Briefings Magazine

Lose Yourself: The Year’s Must-Read Novels

Readers seek a break from reality, with fiction sales up 35 percent over the past year.

See the latest issue of Briefings at newsstands or read in our new format here.

By Vindhya Burugupalli

Whether it’s about a natural disaster or an interpersonal conflict, storytelling attempts to make sense of the puzzling and peculiar. It creates a space for grappling with the ethical dilemmas inherent to the human experience. There’s little surprise, then, that reading in general jumped up 35 percent globally during the pandemic. But unlike years past when memoirs and self-help manuals were all the rage, today people want to escape into make-believe. Readers and authors alike have gravitated toward dark, dystopian tales anchored in social commentary on race, gender, and identity. There have also been a breakthrough number of women authors making their debut, with feminine-centric storylines dominating the literary scene. From mind-bending thrillers to giddy rom-coms, in the face of upheaval and uncertainty Briefings presents these worthwhile fictional fall reads.

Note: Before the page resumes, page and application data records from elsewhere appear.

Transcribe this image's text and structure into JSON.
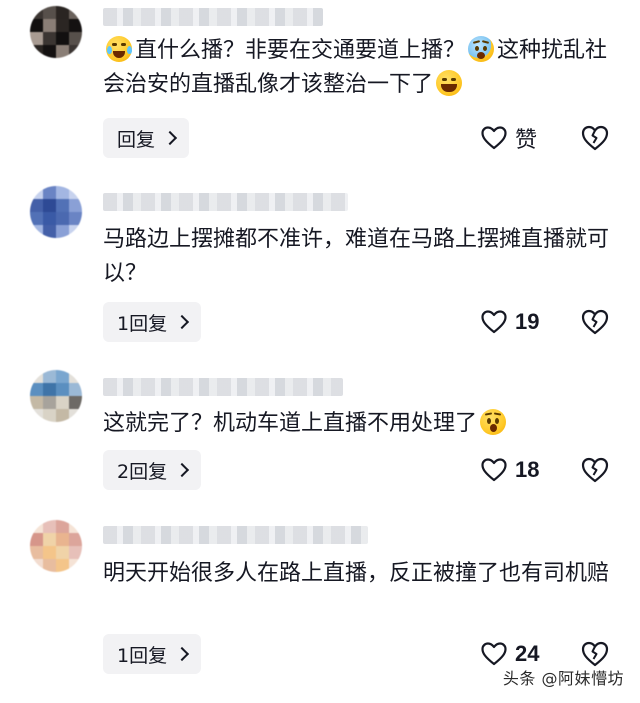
{
  "comments": [
    {
      "avatar_colors": [
        "#3b3532",
        "#57504b",
        "#2a2522",
        "#6b625c",
        "#121010",
        "#8a7e76",
        "#2b2623",
        "#141111",
        "#a89b92"
      ],
      "text_parts": [
        "",
        "直什么播？非要在交通要道上播？",
        "",
        "这种扰乱社会治安的直播乱像才该整治一下了",
        ""
      ],
      "emojis": [
        "laugh-cry-emoji",
        "crying-emoji",
        "grinning-emoji"
      ],
      "reply_label": "回复",
      "like_label": "赞"
    },
    {
      "avatar_colors": [
        "#6a84c4",
        "#4460a8",
        "#8aa0d6",
        "#5271b6",
        "#2e4a95",
        "#a3b6e2",
        "#4b69b0",
        "#3a5aa6",
        "#c7d2ee"
      ],
      "text": "马路边上摆摊都不准许，难道在马路上摆摊直播就可以？",
      "reply_label": "1回复",
      "like_count": "19"
    },
    {
      "avatar_colors": [
        "#5b8fc0",
        "#7aa6cf",
        "#d9d3c6",
        "#3f74a8",
        "#9bb9d6",
        "#c4b9a5",
        "#a7a39c",
        "#6d6a66",
        "#e3e0da"
      ],
      "text": "这就完了？机动车道上直播不用处理了",
      "emoji": "shocked-emoji",
      "reply_label": "2回复",
      "like_count": "18"
    },
    {
      "avatar_colors": [
        "#e7c0b9",
        "#f0d3a8",
        "#dca59b",
        "#e9b48f",
        "#f4c58a",
        "#d6968a",
        "#f2dccf",
        "#e8bd9f",
        "#f5e3d6"
      ],
      "text": "明天开始很多人在路上直播，反正被撞了也有司机赔",
      "reply_label": "1回复",
      "like_count": "24"
    }
  ],
  "watermark": "头条 @阿妹懵坊",
  "icons": {
    "like": "heart-outline-icon",
    "dislike": "broken-heart-icon",
    "reply_chevron": "chevron-right-icon"
  },
  "colors": {
    "text": "#161823",
    "button_bg": "#f2f2f4"
  }
}
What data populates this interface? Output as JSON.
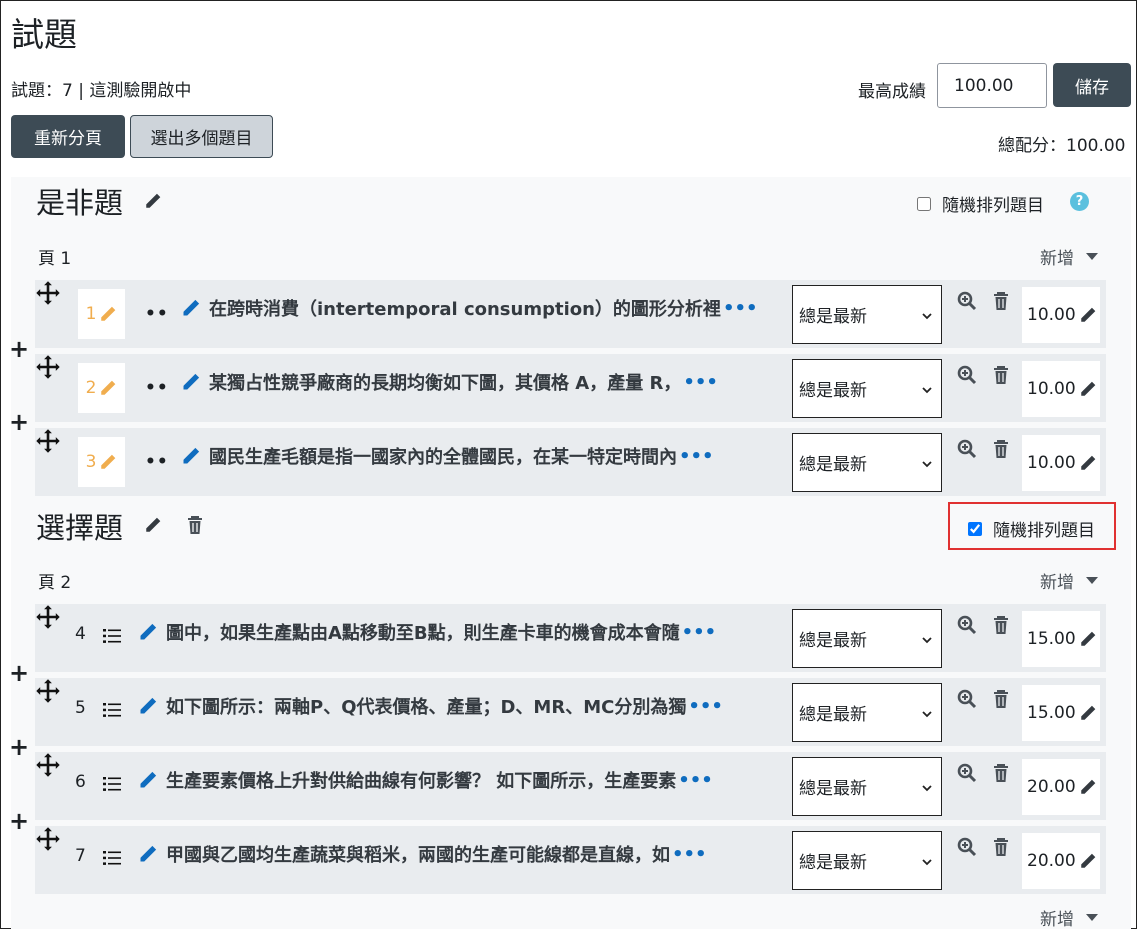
{
  "page_title": "試題",
  "info_text": "試題：7 | 這測驗開啟中",
  "max_grade": {
    "label": "最高成績",
    "value": "100.00",
    "save_label": "儲存"
  },
  "buttons": {
    "repaginate": "重新分頁",
    "select_multiple": "選出多個題目"
  },
  "total_marks": "總配分：100.00",
  "sections": [
    {
      "title": "是非題",
      "shuffle_label": "隨機排列題目",
      "shuffle_checked": false,
      "page_label": "頁 1",
      "add_label": "新增",
      "questions": [
        {
          "number": "1",
          "text": "在跨時消費（intertemporal consumption）的圖形分析裡",
          "version": "總是最新",
          "mark": "10.00"
        },
        {
          "number": "2",
          "text": "某獨占性競爭廠商的長期均衡如下圖，其價格 A，產量 R，",
          "version": "總是最新",
          "mark": "10.00"
        },
        {
          "number": "3",
          "text": "國民生產毛額是指一國家內的全體國民，在某一特定時間內",
          "version": "總是最新",
          "mark": "10.00"
        }
      ]
    },
    {
      "title": "選擇題",
      "shuffle_label": "隨機排列題目",
      "shuffle_checked": true,
      "page_label": "頁 2",
      "add_label": "新增",
      "questions": [
        {
          "number": "4",
          "text": "圖中，如果生產點由A點移動至B點，則生產卡車的機會成本會隨",
          "version": "總是最新",
          "mark": "15.00"
        },
        {
          "number": "5",
          "text": "如下圖所示：兩軸P、Q代表價格、產量；D、MR、MC分別為獨",
          "version": "總是最新",
          "mark": "15.00"
        },
        {
          "number": "6",
          "text": "生產要素價格上升對供給曲線有何影響？ 如下圖所示，生產要素",
          "version": "總是最新",
          "mark": "20.00"
        },
        {
          "number": "7",
          "text": "甲國與乙國均生產蔬菜與稻米，兩國的生產可能線都是直線，如",
          "version": "總是最新",
          "mark": "20.00"
        }
      ],
      "footer_add_label": "新增"
    }
  ],
  "ellipsis": "•••",
  "dots": "••",
  "plus": "+",
  "help_glyph": "?",
  "colors": {
    "button_dark": "#3d4b55",
    "link_blue": "#0f6cbf",
    "pencil_yellow": "#f0ad4e",
    "highlight_red": "#e03131"
  }
}
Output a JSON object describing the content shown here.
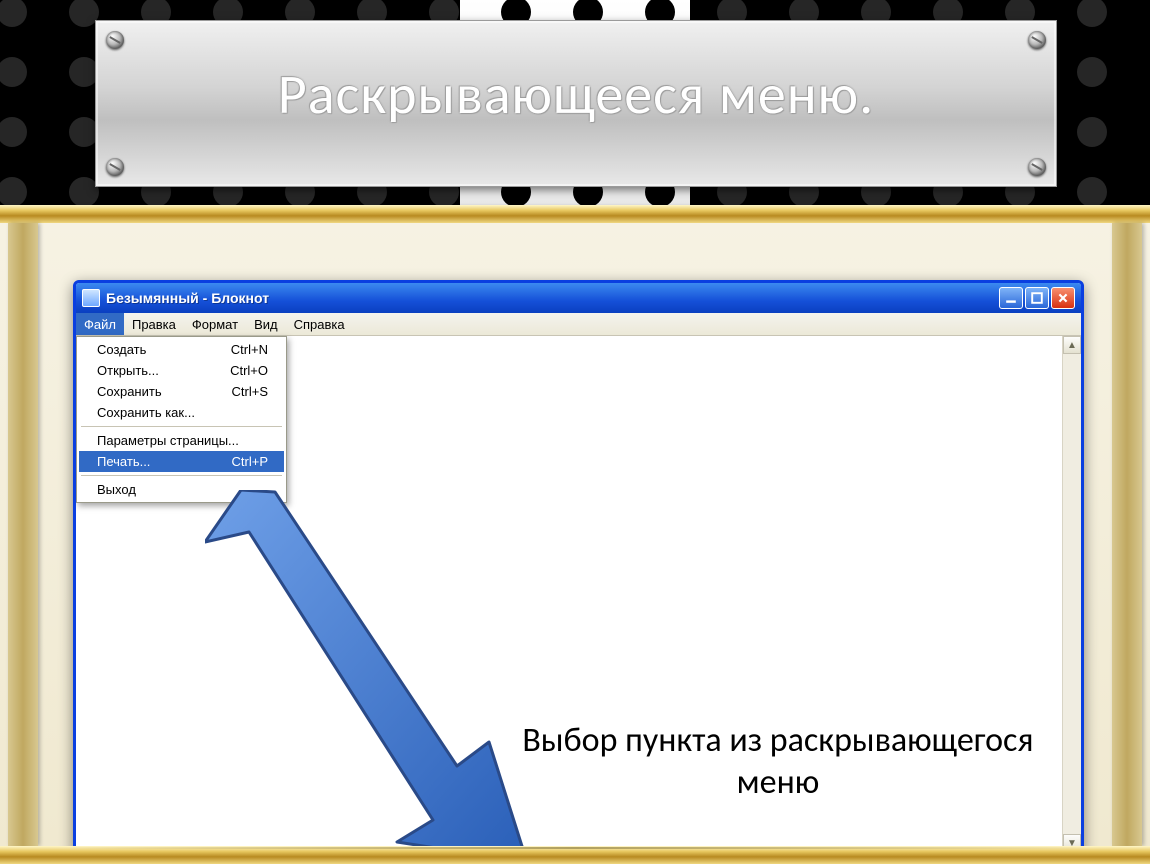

The Other Black Girl by Zakiya Dalila Harris

What it’s about: What begins as a commentary on office culture from the perspective of two Black colleagues in the highly competitive and predominantly White New York City publishing industry quickly morphs into a thriller.

Why read: For insight into navigating race, class, and gender in the workplace and a gripping ride full of unexpected twists and turns.

Black Water Sister by Zen Cho

What it’s about: When Jess moves back to the city of Penang, Malaysia, with her family, she starts hearing the voice of her dead grandmother in the form of a goddess determined to take revenge on a malicious local bigshot.

Why read: For a warm and sunny tropical backdrop to confront inner and societal demons in the form of feminist horror fantasy.

The Twilight Zone by Nona Fernández

What it’s about: Set in 1984 Chile, the story is told from the perspective of a young girl who grows up to be a writer but remains plagued by the Pinochet atrocities committed during her childhood.

Why read: For an understanding of the ways historical crimes are erased, how oppressive systems are defied, and who shapes the truths we believe in.

Klara and the Sun by Kazuo Ishiguro

What it’s about: Dystopian sci-fi set in a futuristic United States where children are genetically modified and have artificial friends (known as AFs); the story is told through the lens of an AF who faces becoming or saving the human she’s tasked to protect.

Why read: To explore existentialism and the lengths to which humans go to avoid loneliness and mortality.

Memorial by Bryan Washington

What it’s about: Mike heads to Japan to meet his estranged father before he dies. At the same time, his mother visits Mike’s Houston home, unexpectedly spending time with his boyfriend. Everyone has transformative experiences, but that’s not always enough to heal wounded relationships.

Why read: To get lost in an intimate, deadpan, and devastating story on modern love and relationships.

Download PDF